Debelle FD, Vanherweghem JL, Nortier JL. Aristolochic acid nephropathy: a worldwide problem. Kidney Int 2008; 74:158.
This patient’s clinical history and laboratory findings were consistent with long-standing Balkan endemic nephropathy (BEN), a chronic, slowly progressive tuberointerstitial disease thought to have both a genetic and environmental basis. There is a strong association with exposure to aristolochic acid found in Aristolochia clematis, a plant endemic to the Balkan region. Tubular injury leads to proteinuria and glucosuria (in the setting of euglycemia), and decreased glomerular filtration rate. Patients typically develop a normocytic anemia that worsens with time. Shrunken and smooth kidneys can be seen on imaging in chronic disease.
Importantly, kidney biopsy is not necessary to make the diagnosis of BEN as long as the clinical findings are supportive and the patient is from an endemic area or with a positive family history (which his mother may have had). If needed, biopsy in advanced cases would show substantial tubular atrophy with interstitial fibrosis with possible FSGS.
BEN is associated with a high rate of urothelial (transitional cell) carcinoma, thus annual surveillance with urine cytology is recommended. Not everyone with exposure to A. clematis is affected because only some people are genetically predisposed towards nephrotoxicity and carcinogenesis. Although BEN increases the risk of urothelial carcinoma, there is no suggestion that this patient currently has cancer. BEN may progress to hypertension and eventually ESRD, typically after about 20 years.

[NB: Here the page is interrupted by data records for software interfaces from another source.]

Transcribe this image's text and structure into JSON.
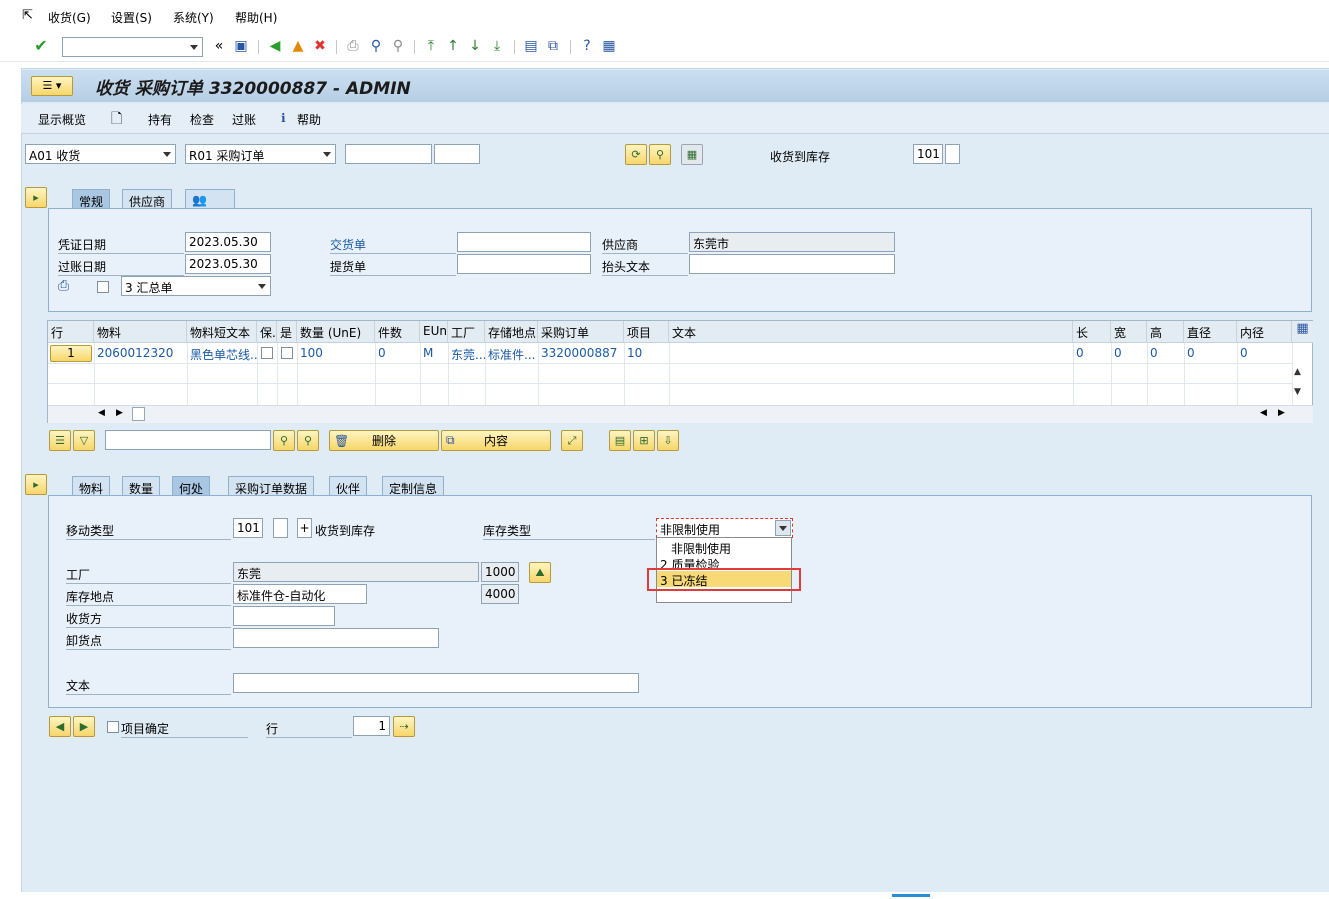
{
  "menu": {
    "items": [
      "收货(G)",
      "设置(S)",
      "系统(Y)",
      "帮助(H)"
    ]
  },
  "toolbar": {
    "command_field": "",
    "icons": [
      "enter-check-icon",
      "save-icon",
      "back-icon",
      "exit-icon",
      "cancel-icon",
      "print-icon",
      "find-icon",
      "find-next-icon",
      "first-page-icon",
      "prev-page-icon",
      "next-page-icon",
      "last-page-icon",
      "new-session-icon",
      "shortcut-icon",
      "help-icon",
      "customize-icon"
    ]
  },
  "title": "收货 采购订单 3320000887 - ADMIN",
  "appbar": {
    "overview": "显示概览",
    "hold": "持有",
    "check": "检查",
    "post": "过账",
    "help": "帮助"
  },
  "header_row": {
    "action": "A01 收货",
    "ref_doc": "R01 采购订单",
    "field1": "",
    "field2": "",
    "movement_label": "收货到库存",
    "movement_type": "101"
  },
  "top_tabs": [
    "常规",
    "供应商"
  ],
  "general": {
    "doc_date_label": "凭证日期",
    "doc_date": "2023.05.30",
    "post_date_label": "过账日期",
    "post_date": "2023.05.30",
    "delivery_note_label": "交货单",
    "delivery_note": "",
    "bill_of_lading_label": "提货单",
    "bill_of_lading": "",
    "vendor_label": "供应商",
    "vendor": "东莞市",
    "header_text_label": "抬头文本",
    "header_text": "",
    "print_option": "3 汇总单"
  },
  "table": {
    "headers": [
      "行",
      "物料",
      "物料短文本",
      "保.",
      "是",
      "数量 (UnE)",
      "件数",
      "EUn",
      "工厂",
      "存储地点",
      "采购订单",
      "项目",
      "文本",
      "长",
      "宽",
      "高",
      "直径",
      "内径"
    ],
    "row": {
      "line": "1",
      "material": "2060012320",
      "short_text": "黑色单芯线...",
      "qty": "100",
      "pieces": "0",
      "eun": "M",
      "plant": "东莞...",
      "sloc": "标准件...",
      "po": "3320000887",
      "item": "10",
      "text": "",
      "len": "0",
      "wid": "0",
      "hgt": "0",
      "dia": "0",
      "idia": "0"
    }
  },
  "grid_toolbar": {
    "search": "",
    "delete": "删除",
    "content": "内容"
  },
  "detail_tabs": [
    "物料",
    "数量",
    "何处",
    "采购订单数据",
    "伙伴",
    "定制信息"
  ],
  "where": {
    "movement_type_label": "移动类型",
    "movement_type": "101",
    "plus": "+",
    "movement_desc": "收货到库存",
    "stock_type_label": "库存类型",
    "stock_type": "非限制使用",
    "plant_label": "工厂",
    "plant_name": "东莞",
    "plant_code": "1000",
    "sloc_label": "库存地点",
    "sloc_name": "标准件仓-自动化",
    "sloc_code": "4000",
    "recipient_label": "收货方",
    "recipient": "",
    "unloading_label": "卸货点",
    "unloading": "",
    "text_label": "文本",
    "text": ""
  },
  "stock_type_options": [
    "非限制使用",
    "2 质量检验",
    "3 已冻结"
  ],
  "footer": {
    "item_ok": "项目确定",
    "line_label": "行",
    "line_value": "1"
  }
}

A negative FOBT suggests that this patient’s normocytic anemia is not related to GI blood loss. Additionally, with this degree of anemia, iron-deficiency would manifest as a microcytic anemia. Screening colonoscopy for colon cancer screening would be recommended in 2 years